Chwatko G, Jakubowski H. Urinary excretion of homocysteine-thiolactone in humans. Clin Chem. 2005;51:408415.

Reprints: Reprints: Hieronym Jakubowski, Dept. of Microbiology and Molecular Genetics, UMDNJ-New Jersey Medical School, International Center for Public Health, Newark, NJ 07103;

bullet Correlation between thromboxane A2 and in vitro aggregation in platelets

In vitro tests are used to assess the quality of preserved platelets. Platelet viability has been assessed from pH of the platelet medium, platelet morphology, and platelet response to hypotonic stress. However, data reported on rabbit, mouse, and baboon platelets subjected to degranulation failed to demonstrate a correlation between morphology and the survival of autologous platelets. In these animals, autologous platelets subjected to extensive shape changes had normal in vivo survival values. The function of fresh and preserved platelets is assessed by platelet aggregation response to single and dual agonists. Platelet function can also be assessed by the production of thromboxane A2 after stimulation with agonists while measuring the aggregation response. A decrease in the level of thromboxane A2 in shed blood collected at the bleeding time site was associated with an increase in bleeding time, and an increase in the level of thromboxane A2 in shed blood was associated with a decrease in bleeding time. In the authors in vitro study of human fresh, liquid-preserved, and cryopreserved platelets, they measured the response to aggregation and the production of thromboxane A2 after stimulation. They evaluated the effects of single and dual agonists, concentration of agonists, pH, and plasma and nonplasma resuspension media on platelet aggregation and thromboxane A2 production. Platelets isolated by apheresis procedures were stored at 220C for up to five days and then frozen with six percent dimethyl sulfoxide, stored at 800C, thawed, washed, and resuspended in medium. The authors measured the effects of agonists and pH and composition of the medium on platelet aggregation and platelet production of thromboxane A2 after stimulation. The agonists and the pH and composition of the medium affected the aggregation response and production of thromboxane A2 by the fresh and preserved platelets. Platelet aggregation response to arachidonic acid and adenosine diphosphate was significantly lower in the cryopreserved platelets than in the fresh and preserved platelets. After stimulation with arachidonic acid and adenosine diphosphate, the cryopreserved platelets produced more thromboxane than did the fresh and liquid-preserved platelets. The authors concluded that the agonists and the pH and composition of the medium affected the response to aggregate and produced thromboxane in vitro in fresh and liquid-preserved platelets. Platelet thromboxane A2 production may be a better in vitro test than platelet aggregation to assess platelet function in vivo.

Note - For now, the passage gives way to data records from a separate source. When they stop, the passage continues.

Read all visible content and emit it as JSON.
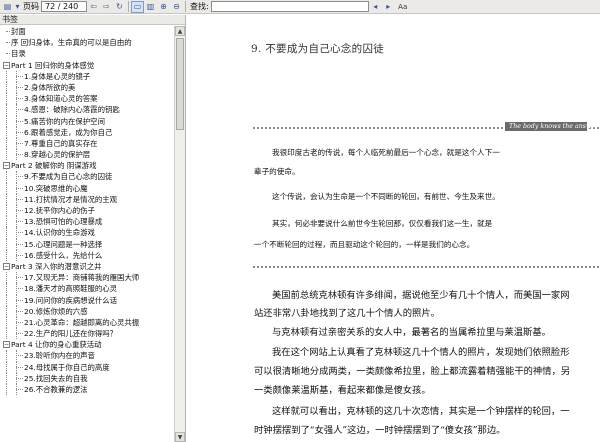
{
  "toolbar": {
    "page_label": "页码",
    "page_value": "72 / 240",
    "find_label": "查找:",
    "search_value": "",
    "case_label": "Aa"
  },
  "sidebar": {
    "title": "书签",
    "items": [
      {
        "label": "封面",
        "level": 0,
        "toggle": ""
      },
      {
        "label": "序 回归身体，生命真的可以是自由的",
        "level": 0,
        "toggle": ""
      },
      {
        "label": "目录",
        "level": 0,
        "toggle": ""
      },
      {
        "label": "Part 1 回归你的身体感觉",
        "level": 0,
        "toggle": "−"
      },
      {
        "label": "1.身体是心灵的镜子",
        "level": 1,
        "toggle": ""
      },
      {
        "label": "2.身体所欲的美",
        "level": 1,
        "toggle": ""
      },
      {
        "label": "3.身体知道心灵的答案",
        "level": 1,
        "toggle": ""
      },
      {
        "label": "4.感恩：破除内心落霞的钥匙",
        "level": 1,
        "toggle": ""
      },
      {
        "label": "5.痛苦你的内在保护空间",
        "level": 1,
        "toggle": ""
      },
      {
        "label": "6.跟着感觉走，成为你自己",
        "level": 1,
        "toggle": ""
      },
      {
        "label": "7.尊重自己的真实存在",
        "level": 1,
        "toggle": ""
      },
      {
        "label": "8.穿越心灵的保护层",
        "level": 1,
        "toggle": ""
      },
      {
        "label": "Part 2 破解你的 阴谋游戏",
        "level": 0,
        "toggle": "−"
      },
      {
        "label": "9.不要成为自己心念的囚徒",
        "level": 1,
        "toggle": ""
      },
      {
        "label": "10.突破思维的心魔",
        "level": 1,
        "toggle": ""
      },
      {
        "label": "11.打扰情况才是情况的主观",
        "level": 1,
        "toggle": ""
      },
      {
        "label": "12.抚平你内心的伤子",
        "level": 1,
        "toggle": ""
      },
      {
        "label": "13.恐惧可怕的心理暴成",
        "level": 1,
        "toggle": ""
      },
      {
        "label": "14.认识你的生命游戏",
        "level": 1,
        "toggle": ""
      },
      {
        "label": "15.心理问题是一种选择",
        "level": 1,
        "toggle": ""
      },
      {
        "label": "16.感受什么，先给什么",
        "level": 1,
        "toggle": ""
      },
      {
        "label": "Part 3 深入你的潜意识之井",
        "level": 0,
        "toggle": "−"
      },
      {
        "label": "17.又现无异：商铺蒋我的雁国大师",
        "level": 1,
        "toggle": ""
      },
      {
        "label": "18.潘天才的高照鞋服的心灵",
        "level": 1,
        "toggle": ""
      },
      {
        "label": "19.问问你的疾病想说什么话",
        "level": 1,
        "toggle": ""
      },
      {
        "label": "20.修炼你烦的六感",
        "level": 1,
        "toggle": ""
      },
      {
        "label": "21.心灵革命：超越即离的心灵共振",
        "level": 1,
        "toggle": ""
      },
      {
        "label": "22.生产的阳儿还在你得吗？",
        "level": 1,
        "toggle": ""
      },
      {
        "label": "Part 4 让你的身心重获活动",
        "level": 0,
        "toggle": "−"
      },
      {
        "label": "23.聆听你内在的声音",
        "level": 1,
        "toggle": ""
      },
      {
        "label": "24.母找属于你自己的高度",
        "level": 1,
        "toggle": ""
      },
      {
        "label": "25.找回失去的自我",
        "level": 1,
        "toggle": ""
      },
      {
        "label": "26.不合教兼的逻法",
        "level": 1,
        "toggle": ""
      }
    ]
  },
  "document": {
    "chapter_title": "9. 不要成为自己心念的囚徒",
    "tag": "The body knows the answer",
    "quote_lines": [
      "我很印度古老的传说，每个人临死前最后一个心念，就是这个人下一",
      "辈子的使命。",
      "这个传说，会认为生命是一个不同断的轮回，有前世、今生及来世。",
      "其实，何必非要说什么前世今生轮回那，仅仅看我们这一生，就是",
      "一个不断轮回的过程，而且驱动这个轮回的，一样是我们的心念。"
    ],
    "body_lines": [
      "美国前总统克林顿有许多绯闻，据说他至少有几十个情人，而美国一家网",
      "站还非常八卦地找到了这几十个情人的照片。",
      "与克林顿有过亲密关系的女人中，最著名的当属希拉里与莱温斯基。",
      "我在这个网站上认真看了克林顿这几十个情人的照片，发现她们依照脸形",
      "可以很清晰地分成两类，一类颇像希拉里，脸上都流露着精强能干的神情，另",
      "一类颇像莱温斯基，看起来都像是傻女孩。",
      "这样就可以看出，克林顿的这几十次恋情，其实是一个钟摆样的轮回，一",
      "时钟摆摆到了“女强人”这边，一时钟摆摆到了“傻女孩”那边。"
    ]
  }
}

Valeri CR, Macgregor H, Ragno G. Correlation between in vitro aggregation and thromboxane A2 production in fresh, liquid-preserved, and cryopreserved human platelets: effects of agonists, pH, and plasma and saline resuspension. Transfusion. 2005;45:596603.

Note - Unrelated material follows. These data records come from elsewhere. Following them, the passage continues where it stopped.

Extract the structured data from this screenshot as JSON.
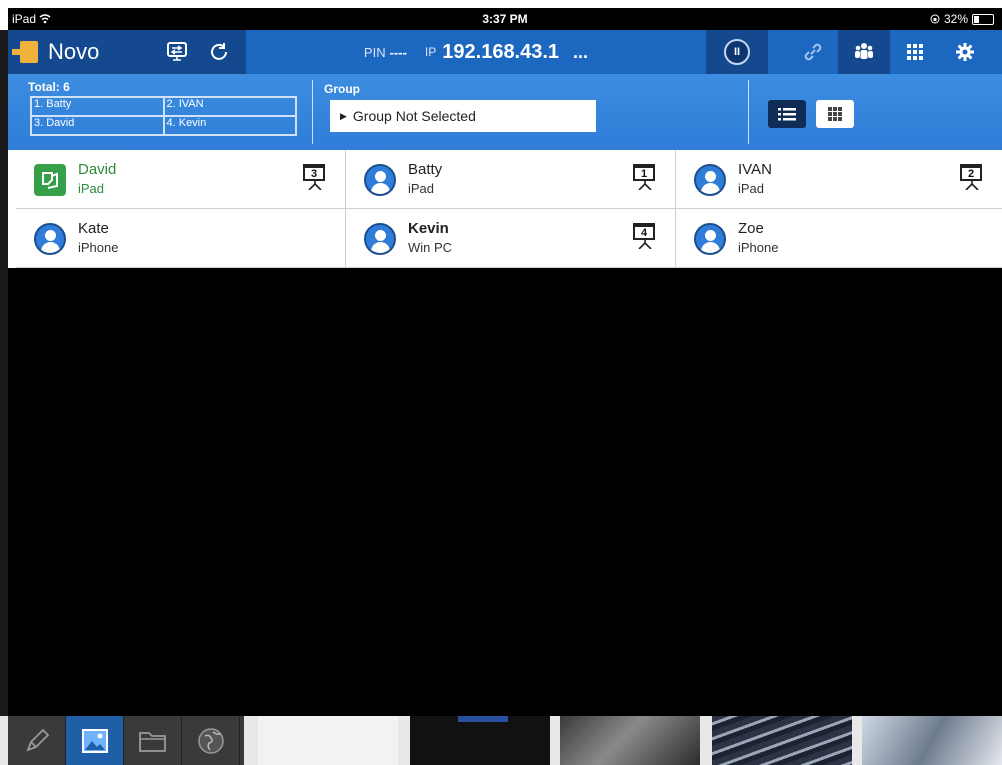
{
  "status_bar": {
    "carrier": "iPad",
    "time": "3:37 PM",
    "battery": "32%",
    "battery_level": 0.32
  },
  "toolbar": {
    "brand": "Novo",
    "pin_label": "PIN",
    "pin_value": "----",
    "ip_label": "IP",
    "ip_value": "192.168.43.1",
    "more": "...",
    "pause_label": "II"
  },
  "summary": {
    "total_label": "Total: 6",
    "queue": [
      "1. Batty",
      "2. IVAN",
      "3. David",
      "4. Kevin"
    ]
  },
  "group": {
    "title": "Group",
    "selected": "Group Not Selected"
  },
  "devices": [
    {
      "name": "David",
      "device": "iPad",
      "screen": "3",
      "self": true
    },
    {
      "name": "Batty",
      "device": "iPad",
      "screen": "1"
    },
    {
      "name": "IVAN",
      "device": "iPad",
      "screen": "2"
    },
    {
      "name": "Kate",
      "device": "iPhone",
      "screen": ""
    },
    {
      "name": "Kevin",
      "device": "Win PC",
      "screen": "4"
    },
    {
      "name": "Zoe",
      "device": "iPhone",
      "screen": ""
    }
  ],
  "colors": {
    "toolbar_blue": "#1c67c0",
    "toolbar_dark": "#14488f",
    "info_blue": "#2f7dd8",
    "self_green": "#36a049"
  },
  "icons": [
    "wifi-icon",
    "novo-logo-icon",
    "screen-share-icon",
    "refresh-icon",
    "pause-icon",
    "link-icon",
    "users-icon",
    "grid-icon",
    "settings-icon",
    "list-view-icon",
    "grid-view-icon",
    "pen-icon",
    "image-icon",
    "folder-icon",
    "globe-icon"
  ]
}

Reprints: Reprints: Dr. C. Robert Valeri, Naval Blood Research Laboratory, Boston University School of Medicine, 615 Albany St., Boston, MA 02118;

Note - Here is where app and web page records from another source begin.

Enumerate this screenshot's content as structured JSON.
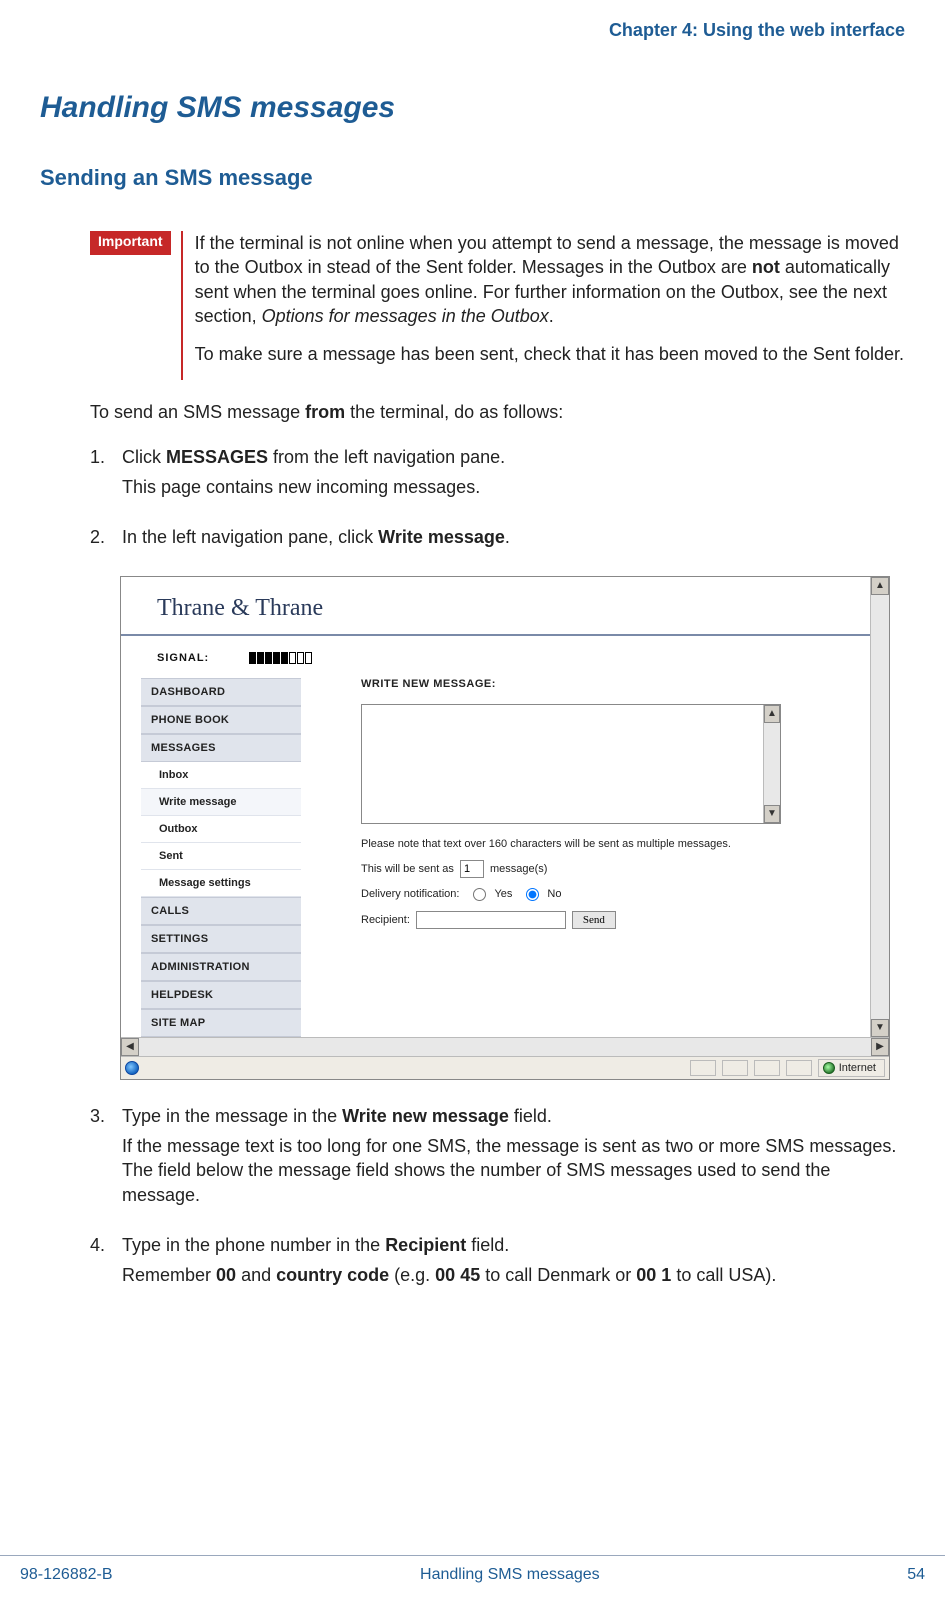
{
  "chapter_header": "Chapter 4: Using the web interface",
  "title": "Handling SMS messages",
  "subtitle": "Sending an SMS message",
  "important": {
    "tag": "Important",
    "p1a": "If the terminal is not online when you attempt to send a message, the message is moved to the Outbox in stead of the Sent folder. Messages in the Outbox are ",
    "p1b_bold": "not",
    "p1c": " automatically sent when the terminal goes online. For further information on the Outbox, see the next section, ",
    "p1d_italic": "Options for messages in the Outbox",
    "p1e": ".",
    "p2": "To make sure a message has been sent, check that it has been moved to the Sent folder."
  },
  "intro_a": "To send an SMS message ",
  "intro_b_bold": "from",
  "intro_c": " the terminal, do as follows:",
  "steps": {
    "s1_num": "1.",
    "s1a": "Click ",
    "s1b_bold": "MESSAGES",
    "s1c": " from the left navigation pane.",
    "s1_line2": "This page contains new incoming messages.",
    "s2_num": "2.",
    "s2a": "In the left navigation pane, click ",
    "s2b_bold": "Write message",
    "s2c": ".",
    "s3_num": "3.",
    "s3a": "Type in the message in the ",
    "s3b_bold": "Write new message",
    "s3c": " field.",
    "s3_p2": "If the message text is too long for one SMS, the message is sent as two or more SMS messages. The field below the message field shows the number of SMS messages used to send the message.",
    "s4_num": "4.",
    "s4a": "Type in the phone number in the ",
    "s4b_bold": "Recipient",
    "s4c": " field.",
    "s4d": "Remember ",
    "s4e_bold": "00",
    "s4f": " and ",
    "s4g_bold": "country code",
    "s4h": " (e.g. ",
    "s4i_bold": "00 45",
    "s4j": " to call Denmark or ",
    "s4k_bold": "00 1",
    "s4l": " to call USA)."
  },
  "screenshot": {
    "brand": "Thrane & Thrane",
    "signal_label": "SIGNAL:",
    "signal_filled": 5,
    "signal_total": 8,
    "nav": {
      "dashboard": "DASHBOARD",
      "phone_book": "PHONE BOOK",
      "messages": "MESSAGES",
      "inbox": "Inbox",
      "write_message": "Write message",
      "outbox": "Outbox",
      "sent": "Sent",
      "msg_settings": "Message settings",
      "calls": "CALLS",
      "settings": "SETTINGS",
      "administration": "ADMINISTRATION",
      "helpdesk": "HELPDESK",
      "site_map": "SITE MAP"
    },
    "content": {
      "title": "WRITE NEW MESSAGE:",
      "note": "Please note that text over 160 characters will be sent as multiple messages.",
      "sent_as_a": "This will be sent as",
      "sent_as_val": "1",
      "sent_as_b": "message(s)",
      "delivery_label": "Delivery notification:",
      "yes": "Yes",
      "no": "No",
      "delivery_selected": "no",
      "recipient_label": "Recipient:",
      "recipient_value": "",
      "send_btn": "Send"
    },
    "status_zone": "Internet"
  },
  "footer": {
    "left": "98-126882-B",
    "center": "Handling SMS messages",
    "right": "54"
  }
}
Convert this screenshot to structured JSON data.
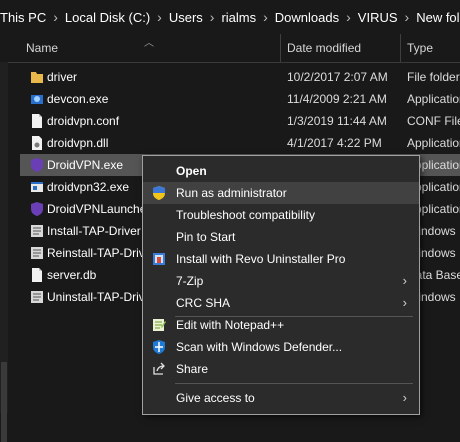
{
  "breadcrumb": [
    "This PC",
    "Local Disk (C:)",
    "Users",
    "rialms",
    "Downloads",
    "VIRUS",
    "New folder"
  ],
  "columns": {
    "name": "Name",
    "date": "Date modified",
    "type": "Type"
  },
  "files": [
    {
      "name": "driver",
      "date": "10/2/2017 2:07 AM",
      "type": "File folder",
      "icon": "folder-icon"
    },
    {
      "name": "devcon.exe",
      "date": "11/4/2009 2:21 AM",
      "type": "Application",
      "icon": "app-icon"
    },
    {
      "name": "droidvpn.conf",
      "date": "1/3/2019 11:44 AM",
      "type": "CONF File",
      "icon": "file-icon"
    },
    {
      "name": "droidvpn.dll",
      "date": "4/1/2017 4:22 PM",
      "type": "Application",
      "icon": "dll-icon"
    },
    {
      "name": "DroidVPN.exe",
      "date": "",
      "type": "Application",
      "icon": "shield-app-icon"
    },
    {
      "name": "droidvpn32.exe",
      "date": "",
      "type": "Application",
      "icon": "window-app-icon"
    },
    {
      "name": "DroidVPNLauncher",
      "date": "",
      "type": "Application",
      "icon": "shield-app-icon"
    },
    {
      "name": "Install-TAP-Driver",
      "date": "",
      "type": "Windows",
      "icon": "script-icon"
    },
    {
      "name": "Reinstall-TAP-Driv",
      "date": "",
      "type": "Windows",
      "icon": "script-icon"
    },
    {
      "name": "server.db",
      "date": "",
      "type": "Data Base",
      "icon": "file-icon"
    },
    {
      "name": "Uninstall-TAP-Driv",
      "date": "",
      "type": "Windows",
      "icon": "script-icon"
    }
  ],
  "menu": {
    "open": "Open",
    "run_admin": "Run as administrator",
    "troubleshoot": "Troubleshoot compatibility",
    "pin_start": "Pin to Start",
    "revo": "Install with Revo Uninstaller Pro",
    "zip": "7-Zip",
    "crc": "CRC SHA",
    "notepad": "Edit with Notepad++",
    "defender": "Scan with Windows Defender...",
    "share": "Share",
    "give_access": "Give access to"
  },
  "colors": {
    "background": "#191919",
    "selected_row": "#555555",
    "menu_bg": "#2b2b2b",
    "folder": "#e8b84a"
  }
}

Dr. Cibull is professor of pathology and laboratory medicine and direct of surgical pathology, University of Kentucky Medical Center, Lexington. Dr. Lele is assistant professor of pathology and laboratory medicine, University of Kentucky Medical Center. Dr. Kesler is hematopathology fellow, University of Texas Southwestern Medical Center at Dallas.